Finally, toward the end of dinner, I brought it up. The timing was probably a bit odd, given all the opportunities he’d presented me with before. At any rate, I said something along the lines of, “Since you were asking earlier, the reason I’m on this diet is because I was diagnosed with Rheumatoid Arthritis in March.”
Ka-boom. The RA bomb had landed.
I went on to explain that the elimination diet helps you determine if an allergy or sensitivity to a certain food is making your symptoms worse.
He just nodded, asked how I was feeling. Then he asked if it was hard to do physical things, and immediately apologized for his invasive question. I didn’t mind it though, it’s a fair question. I hadn’t heard of RA before my diagnosis, but if I had, it would have probably surrounded the disability/disfigurement horror stories of the disease.
So I brushed it off, saying, “No, it’s really under control with the meds. I barely notice it.” Yes, that’s kind of a lie. It’s not totally under control and I do notice, in fact, I’m probably hyper aware of all symptoms.

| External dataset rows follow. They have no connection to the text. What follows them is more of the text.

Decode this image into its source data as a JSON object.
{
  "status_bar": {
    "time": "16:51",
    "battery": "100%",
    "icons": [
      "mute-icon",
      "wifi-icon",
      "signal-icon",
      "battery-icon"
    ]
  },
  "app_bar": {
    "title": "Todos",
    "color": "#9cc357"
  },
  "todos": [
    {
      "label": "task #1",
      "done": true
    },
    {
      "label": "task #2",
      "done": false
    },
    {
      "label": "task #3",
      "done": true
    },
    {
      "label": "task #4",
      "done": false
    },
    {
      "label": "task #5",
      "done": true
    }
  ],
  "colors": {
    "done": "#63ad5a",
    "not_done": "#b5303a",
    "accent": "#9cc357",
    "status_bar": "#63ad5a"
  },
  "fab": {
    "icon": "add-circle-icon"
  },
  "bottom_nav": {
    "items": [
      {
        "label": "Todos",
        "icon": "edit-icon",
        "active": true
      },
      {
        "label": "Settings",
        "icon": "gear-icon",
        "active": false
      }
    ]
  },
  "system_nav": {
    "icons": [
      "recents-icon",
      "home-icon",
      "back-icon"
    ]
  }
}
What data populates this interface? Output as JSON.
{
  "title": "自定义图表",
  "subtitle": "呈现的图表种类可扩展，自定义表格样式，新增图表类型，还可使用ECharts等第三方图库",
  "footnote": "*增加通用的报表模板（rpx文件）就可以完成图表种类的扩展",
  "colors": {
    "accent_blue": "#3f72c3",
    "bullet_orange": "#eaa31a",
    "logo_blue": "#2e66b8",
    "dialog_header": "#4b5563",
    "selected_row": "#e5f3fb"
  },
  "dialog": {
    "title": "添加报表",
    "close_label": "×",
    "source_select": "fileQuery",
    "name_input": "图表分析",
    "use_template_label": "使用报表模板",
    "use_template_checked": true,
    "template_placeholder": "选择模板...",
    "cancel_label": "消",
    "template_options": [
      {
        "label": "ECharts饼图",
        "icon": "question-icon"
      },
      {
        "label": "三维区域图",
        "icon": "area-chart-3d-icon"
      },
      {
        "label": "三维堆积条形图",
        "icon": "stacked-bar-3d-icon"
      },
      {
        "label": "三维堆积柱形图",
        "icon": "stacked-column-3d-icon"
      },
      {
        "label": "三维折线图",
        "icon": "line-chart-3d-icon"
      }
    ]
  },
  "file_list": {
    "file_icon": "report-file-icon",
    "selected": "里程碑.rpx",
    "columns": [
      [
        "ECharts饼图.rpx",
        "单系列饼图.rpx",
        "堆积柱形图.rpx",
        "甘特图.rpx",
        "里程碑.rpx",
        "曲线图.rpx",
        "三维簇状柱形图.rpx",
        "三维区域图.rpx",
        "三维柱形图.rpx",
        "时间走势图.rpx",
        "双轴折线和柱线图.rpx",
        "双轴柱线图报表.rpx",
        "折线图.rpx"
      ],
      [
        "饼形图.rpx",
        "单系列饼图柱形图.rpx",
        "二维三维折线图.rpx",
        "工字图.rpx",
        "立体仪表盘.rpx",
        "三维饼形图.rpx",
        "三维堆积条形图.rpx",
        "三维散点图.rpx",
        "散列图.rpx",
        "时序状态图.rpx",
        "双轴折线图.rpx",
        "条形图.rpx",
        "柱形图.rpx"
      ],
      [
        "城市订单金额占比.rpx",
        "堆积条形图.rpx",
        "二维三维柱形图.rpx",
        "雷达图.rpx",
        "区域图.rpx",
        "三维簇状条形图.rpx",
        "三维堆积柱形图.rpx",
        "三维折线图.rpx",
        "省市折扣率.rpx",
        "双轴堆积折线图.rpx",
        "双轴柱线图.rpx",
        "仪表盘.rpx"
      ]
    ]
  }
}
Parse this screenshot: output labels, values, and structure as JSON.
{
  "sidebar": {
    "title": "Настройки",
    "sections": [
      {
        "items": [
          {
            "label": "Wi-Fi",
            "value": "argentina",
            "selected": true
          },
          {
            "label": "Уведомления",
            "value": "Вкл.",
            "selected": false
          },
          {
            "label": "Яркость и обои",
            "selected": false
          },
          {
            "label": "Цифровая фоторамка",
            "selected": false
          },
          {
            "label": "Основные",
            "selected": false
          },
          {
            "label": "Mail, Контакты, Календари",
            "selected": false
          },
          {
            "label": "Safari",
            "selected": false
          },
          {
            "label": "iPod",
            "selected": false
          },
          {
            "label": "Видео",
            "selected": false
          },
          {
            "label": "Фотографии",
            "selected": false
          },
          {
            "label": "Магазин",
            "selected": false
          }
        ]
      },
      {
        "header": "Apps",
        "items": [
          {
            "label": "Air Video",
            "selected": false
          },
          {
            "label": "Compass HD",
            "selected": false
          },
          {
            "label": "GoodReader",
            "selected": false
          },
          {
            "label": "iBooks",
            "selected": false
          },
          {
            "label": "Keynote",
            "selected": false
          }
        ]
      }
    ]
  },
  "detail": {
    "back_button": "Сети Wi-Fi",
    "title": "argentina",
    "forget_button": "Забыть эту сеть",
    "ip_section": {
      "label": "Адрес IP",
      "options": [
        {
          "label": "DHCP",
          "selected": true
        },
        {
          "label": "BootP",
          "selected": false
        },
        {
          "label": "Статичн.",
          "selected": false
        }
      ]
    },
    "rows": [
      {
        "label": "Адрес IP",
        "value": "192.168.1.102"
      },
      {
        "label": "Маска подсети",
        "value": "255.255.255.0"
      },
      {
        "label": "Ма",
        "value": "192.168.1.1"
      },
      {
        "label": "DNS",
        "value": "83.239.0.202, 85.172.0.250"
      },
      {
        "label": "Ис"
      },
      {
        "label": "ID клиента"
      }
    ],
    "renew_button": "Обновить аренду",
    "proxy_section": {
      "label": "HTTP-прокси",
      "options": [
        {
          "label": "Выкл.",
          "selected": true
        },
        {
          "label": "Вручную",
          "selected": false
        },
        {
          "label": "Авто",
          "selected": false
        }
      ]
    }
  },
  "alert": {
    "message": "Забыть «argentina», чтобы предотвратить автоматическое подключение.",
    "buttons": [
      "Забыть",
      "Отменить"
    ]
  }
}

I figured that if we kept hanging out, it would inevitably come back up.
I’m happy to report that the world didn’t implode. He didn’t run away and never call again. He didn’t treat me like a victim. It just was a fact.
The second time was similar, but the window wasn’t diet, it was drinking. Since I’m on methotrexate, which is hard on your liver, I’m not drinking much (my doc says 4-5 drinks per week – no, not all at once! – is fine). So we were running, and he was talking about wanting to not have any alcohol for 30 days, so I talked about how I really wasn’t drinking much either.
Then, ka-boom! The RA bomb once again landed.
He asked questions about my treatment and I answered honestly, and hopefully without any trace of shame. I even told him that my symptoms aren’t totally under control, but that clinical remission is my goal and hopefully where I’m headed.
Again, he didn’t run screaming for the hills. He did call me again.
Lesson learned. Your honesty and courage allows other people to react in a similarly courageous, empathetic way. So, no more shame. Thank you blogosphere for allowing me to reach this point. From here on out, I’m owning it. I’m no longer admitting to a shameful thing, I’m informing someone about a part of my life.
I experimented in gluten-free, dairy-free cupcakes the other night to surprise my coworker for her birthday. The results were not what I expected (they’re definitely not the red velvet cupcakes the name promises), but were pretty good in their own way. And they were a hit at the office. 🙂
I did this recipe for the cupcakes, but subbed brown sugar for the coconut sugar:
Then I did this for the frosting, which was good, but definitely not as sweet as traditional frosting and a little difficult to spread – it came out a little crumbly.
Let me know what you think, or if you have your own recipes for gluten-free, dairy-free desserts, I’d love to hear them!
Found some great smoothie recipes at NYTimes.com that I had to share. Just add probiotics, fish oil and some brown rice protein, and I’m set!
- 6 almonds
- 1 tablespoon sunflower seeds, soaked overnight and drained
- 1 tablespoon pumpkin seeds, soaked overnight and drained
- 1 teaspoon toasted flaxseeds or sesame seeds, soaked overnight and drained
- 1 ripe banana, frozen if possible
- 1 cup low-fat cow’s milk, rice milk or almond milk
- 1/4 teaspoon vanilla extract
- 1 teaspoon honey
- 1/8 teaspoon turmeric
- 2 ice cubes
- 2 teaspoons almond butter or peanut butter (optional)
- 1/2 cup freshly squeezed orange juice
- 1 cup mixed frozen berries or blueberries
- 2 tablespoons granola
- 1/3 cup diced beet, either raw or roasted (50 grams)
- 1/4 cup plain low-fat yogurt or low-fat coconut milk
- 1 teaspoon honey or agave syrup
- 2 or 3 ice cubes
- Sliced orange for garnish (optional)
- 1/2 cup freshly squeezed orange juice
- 1 cup mixed frozen berries, preferably with some cherries included in the mix
- 1/2 cup chopped red cabbage (50 grams)
- 1 teaspoon honey
- 1/8 teaspoon cinnamon
- 2 or 3 drops almond extract (about 1/8 teaspoon)
- 6 almonds or 2 teaspoons raw almond butter
- 3 ice cubes